It also turns out that Steve Bannon isn’t the only close Trump associate with connections to the white nationalist “alt-right.” CNN’s Andrew Kaczynski reported that a week after the election Flynn was praising Breitbart’s odious racist provocateur Milo Yiannopoulos:
Speaking to a gathering of young conservatives at Trump’s Washington hotel, Flynn said, “I was with Dinesh D’Souza last night, and the other, for the young audience here, for the young ones here, I mentioned it to a couple of you, I was also with Milo Yiannopoulos … See, a lot of people in here won’t know who he is. I tag him on Twitter, you know, because he’s a phenomenal individual, and I’m mentioning him tonight because he spoke alongside of me last night to another group of folks.”
It’s known that Flynn travels on the far edge of the conspiratorial extreme of neoconservative thinking, having recently written a book called “The Field of Flight” with Michael Ledeen, a longtime proponent of the idea that the U.S. faces an existential threat from … well, pretty much everyone. (Ledeen famously speculated that even Germany and France were in cahoots with al-Qaida when they failed to back the U.S. invasion of Iraq.)

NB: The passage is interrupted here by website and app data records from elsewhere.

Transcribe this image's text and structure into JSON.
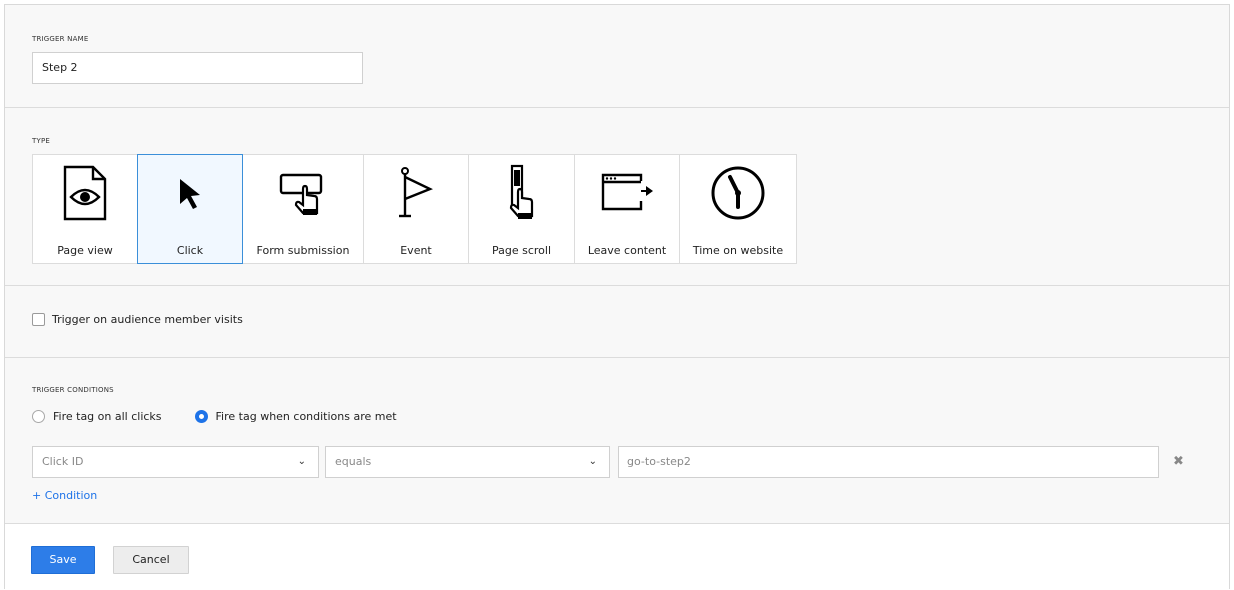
{
  "trigger_name": {
    "label": "TRIGGER NAME",
    "value": "Step 2"
  },
  "type": {
    "label": "TYPE",
    "options": [
      {
        "label": "Page view",
        "icon": "page-view-icon"
      },
      {
        "label": "Click",
        "icon": "cursor-icon",
        "selected": true
      },
      {
        "label": "Form submission",
        "icon": "form-submission-icon"
      },
      {
        "label": "Event",
        "icon": "flag-icon"
      },
      {
        "label": "Page scroll",
        "icon": "scroll-icon"
      },
      {
        "label": "Leave content",
        "icon": "leave-content-icon"
      },
      {
        "label": "Time on website",
        "icon": "clock-icon"
      }
    ]
  },
  "audience": {
    "checkbox_label": "Trigger on audience member visits",
    "checked": false
  },
  "conditions": {
    "label": "TRIGGER CONDITIONS",
    "radio_all": "Fire tag on all clicks",
    "radio_conditions": "Fire tag when conditions are met",
    "selected": "conditions",
    "row": {
      "field": "Click ID",
      "operator": "equals",
      "value_placeholder": "go-to-step2"
    },
    "add_label": "+ Condition"
  },
  "footer": {
    "save_label": "Save",
    "cancel_label": "Cancel"
  },
  "colors": {
    "accent": "#2d7de8",
    "selected_bg": "#f1f8ff",
    "selected_border": "#3b8fd9"
  }
}
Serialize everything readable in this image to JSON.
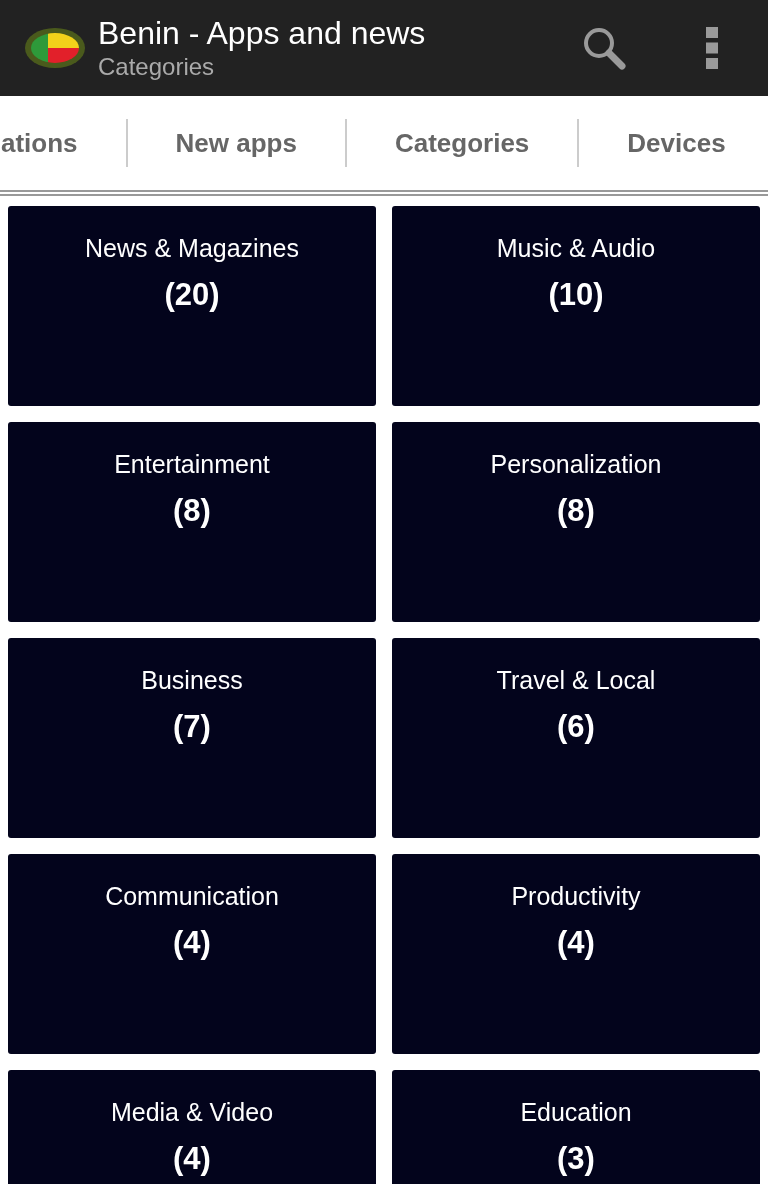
{
  "app_bar": {
    "title": "Benin - Apps and news",
    "subtitle": "Categories"
  },
  "tabs": [
    {
      "label": "ations"
    },
    {
      "label": "New apps"
    },
    {
      "label": "Categories"
    },
    {
      "label": "Devices"
    }
  ],
  "categories": [
    {
      "name": "News & Magazines",
      "count": "(20)"
    },
    {
      "name": "Music & Audio",
      "count": "(10)"
    },
    {
      "name": "Entertainment",
      "count": "(8)"
    },
    {
      "name": "Personalization",
      "count": "(8)"
    },
    {
      "name": "Business",
      "count": "(7)"
    },
    {
      "name": "Travel & Local",
      "count": "(6)"
    },
    {
      "name": "Communication",
      "count": "(4)"
    },
    {
      "name": "Productivity",
      "count": "(4)"
    },
    {
      "name": "Media & Video",
      "count": "(4)"
    },
    {
      "name": "Education",
      "count": "(3)"
    }
  ]
}
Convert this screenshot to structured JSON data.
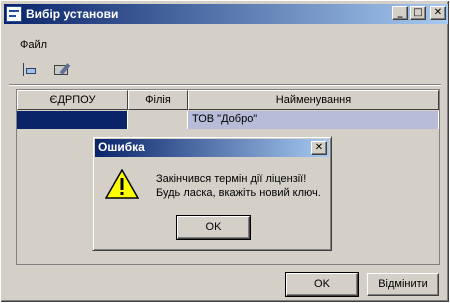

Flynn and Ledeen are heavily influenced by the late Laurent Murawiec, a French-American neocon ideologue who wrote a book they hail as a “masterpiece” called “The Mind of Jihad.” Murawiec apparently found a web of connections between radical Islamism, Bolshevism and and the Nazis that Ledeen and Flynn find convincing. Among other things, Murawiec was associated for many years with Lyndon LaRouche, one of the fringiest political figures in American life.
Curious about Flynn’s views of China and North Korea, about which he has said very little, the New York Times consulted “The Field of Flight” for clues as to his thinking. This is what they found:
In the introduction, [Flynn] wrote that radical Islamists “are not alone, and are allied with countries and groups who, though not religious fanatics, share their hatred of the West, particularly the United States and Israel.” The introduction continued, “Those allies include North Korea, Russia, China, Cuba and Venezuela.”
The general expanded on his definition of the anti-Western alliance: “The war is on. We face a working coalition that extends from North Korea and China to Russia, Iran, Syria, Cuba, Bolivia, Venezuela and Nicaragua. We are under attack, not only from nation-states directly, but also from Al Qaeda, Hezbollah, ISIS and countless other terrorist groups.” 
“Suffice to say, the same sort of cooperation binds together jihadis, Communists and garden-variety tyrants,” he added.

The technical term for that absurd and paranoid worldview is “nutty as a fruitcake.” And what’s more frightening is that the man Flynn will now be working for can fit his own knowledge of world affairs in a shotglass.

As national security adviser, Flynn will be the last man in the room with this totally unprepared president when he makes the most important foreign policy and national security decisions. In an administration already filled with terrifying prospects in almost every regard, this is the one that sends chills down my spine.